Why I Can't Call Myself a Career Coach
For many business owners, what we do doesn't fit into a tidy box. That's one of the appeals of entrepreneurship: you get to make up your job and create a role that a corporation would split up and assign to several individuals. The freedom and innovation that doing your own thing provides is wonderful. But what to call yourself? It’s hard to name a thing that isn’t routinely done.
When I first started out I called myself a coach. I had done a coaching training program...or at least, I had started it. I took the courses on how to actually work with clients but when it came to the business building portion of the program, I wanted to learn those skills elsewhere. So even though I was trained to do the work of a coach, I never completed a certification program. Coaching school drop out, am I.
And you know what? That part has been fine. Only one potential client has asked if I'm certified. I trained for the skill and not the piece of paper, anyway.
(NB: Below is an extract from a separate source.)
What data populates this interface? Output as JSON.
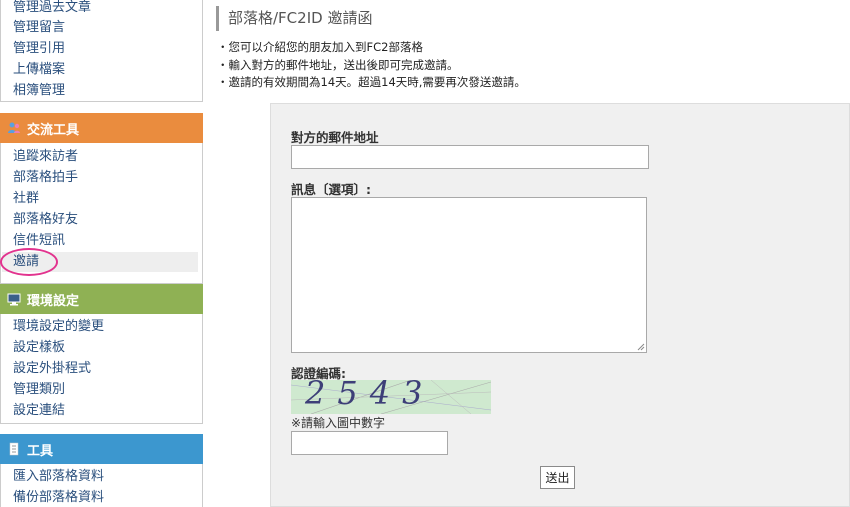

Not the Whole Story
But even early on, "coaching" didn't feel like it was telling the whole story of how I worked with people, and the more I developed the Your Career Homecoming program and responded to what people needed, the more I knew that I had definitely left the land of "coaching" in it's purest form.
My commitment to my clients has always been to (ethically) do what works in order for them to get the result we set out to get. Even that doesn't sound very coachy; goal-oriented work is what I find most satisfying. I like knowing that we have Done The Thing.
And while I am working with people specifically to achieve a career outcome, we don't look at "career" in a vacuum. We want a career that works for the full person, and people have families and goals and priorities that inform what they're able and willing to do in their career. So while I don't think of myself as a life coach, the fact that we take a holistic view means that it's not just about career in the traditional sense.
What I Really Do
I use a combination of modalities with clients depending on what will serve them best based on who they are and where they are in the career choice/career change process.
This looks like me asking the right questions so a client can find their own truthful answer. This part is critical, because I have no interest going around telling people what they should do with their lives.
Because sometimes people do just need to be told how to do something, how to avoid a bad situation, or what to say in a difficult situation without going through round after round of thoughtful questions.
I've found that a huge barrier to people finding meaningful work is that they are miseducated about what meaningful work actually is and how to find it. I have experience teaching at the undergraduate and graduate level and really nerd out on creating a curriculum and culture that supports reaching specific outcomes.
I SHARE MY EXPERIENCE.
I've been through my own career crisis, walked away from a career I once loved, started a business, supported my husband in quitting his tenure track academic job, have moved across the country for my career multiple times, have gone to graduate school, been fired from a dream job, quit a job after the first day, started a family while running a business, taken part-time and full-time work in the early days of my biz, and am now the primary breadwinner.
All that to say: I've seen some sh*t when it comes to careers. If there's something from my personal experience that can help a client, I want them to have it.
What To Call Me
And so if Google or the government asks me to describe what I do, I'll say "career coach" because close enough.
But I really see my role is as a mentor. That’s exactly the kind of support I wish I'd had when I didn't know what to do and was feeling pretty hopeless about my career.
So, what should you call me? Call me Laura Simms, founder of Your Career Homecoming. Because it's really the only title that fits.